As you can see, there’s a good bit of code required to support transactions. For a full explanation of the code, see the official In App Purchase Programming Guide –http://developer.apple.com/iphone/library/documentation/NetworkingInternet/Conceptual/StoreKitGuide/AddingaStoretoYourApplication/AddingaStoretoYourApplication.html#//apple_ref/doc/uid/TP40008267-CH101-SW1.
The code above has a few parts that are specific to my implementation. Most notably, in
@"isProUpgradePurchased" BOOL field of
NSUserDefaults is set to YES. All throughout the rest of the application, this BOOL is checked to determine whether or not to enable the pro features. If you are also implementing a free to pro upgrade product, I recommend using the same approach.
2. Add a Test User
In order to try out the mess of code you just added to your project, you will need to create a user in iTunes Connect for testing in app purchases. You can use this test account to purchase a product without being charged by Apple.
To create a test user, follow these steps:
- Log in to http://developer.apple.com/iphone
- Navigate to iTunes Connect
- Select “Manage Users” on the iTunes Conect home page
- Select “In App Purchase Test User”
- Select “Add New User”
- Fill out the user information. None of the information needs to be legit. I recommend a short, fake email address and a short password since you will need to type it in your phone during testing.

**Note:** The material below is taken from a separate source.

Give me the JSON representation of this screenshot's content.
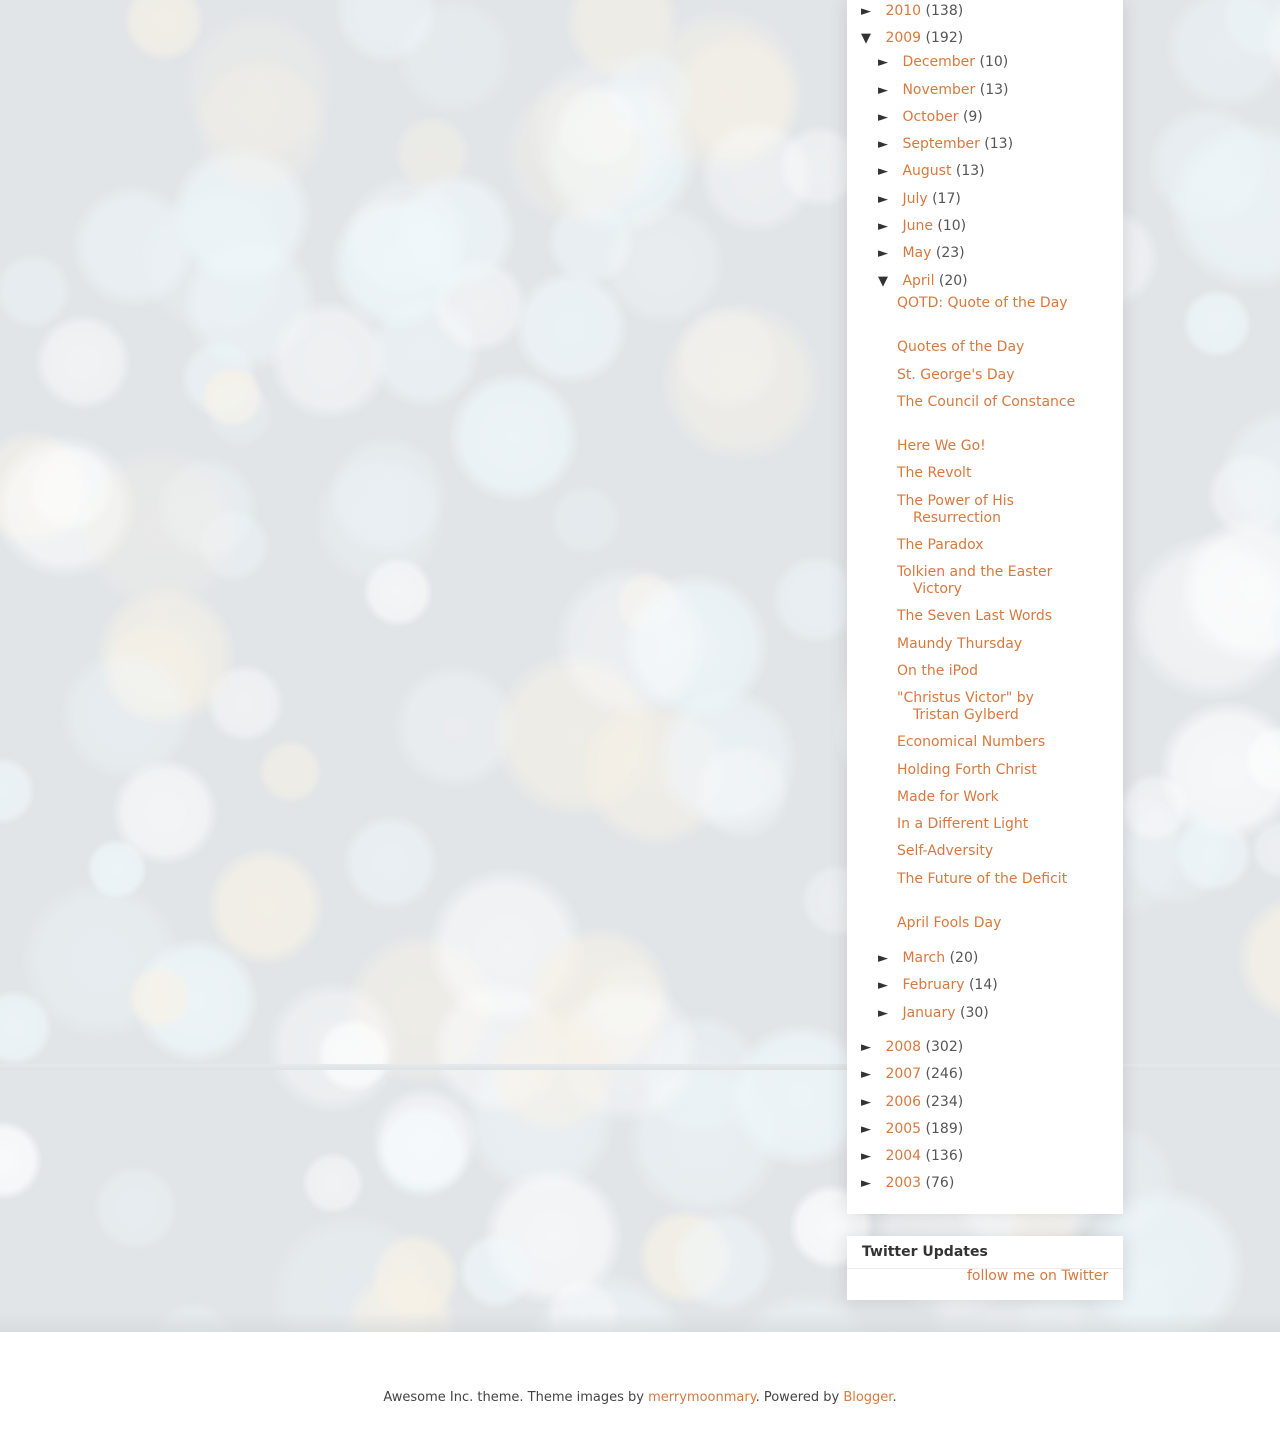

- Select “Save”
You will enter the email and password for this user on the iPhone during your testing.
3. Sign Out On Your Device
Before you can start testing in app purchases, you must sign out of the iTunes Store on your device. To sign out, follow these steps:
- Open the Settings App
- Tap the “Store” row
- Tap “Sign Out”
4. Test the Purchase
Now, you are finally ready to try out an in app purchase. Testing is simple:
- Run your app on your device
- Trigger the purchase
- When prompted for username and password, enter your test user details
If you repeat the purchase with the same account, you will be notified that you have already made the purchase. This is fine, just click “Yes” when prompted if you want to download the product again.
That’s a Wrap
Getting in app purchases to work is a lot more painful than it should be. It took several days of blood, sweat, and tears to get it working in my own application, and hopefully this post has helped short circuit that cycle of pain and suffering for you as well.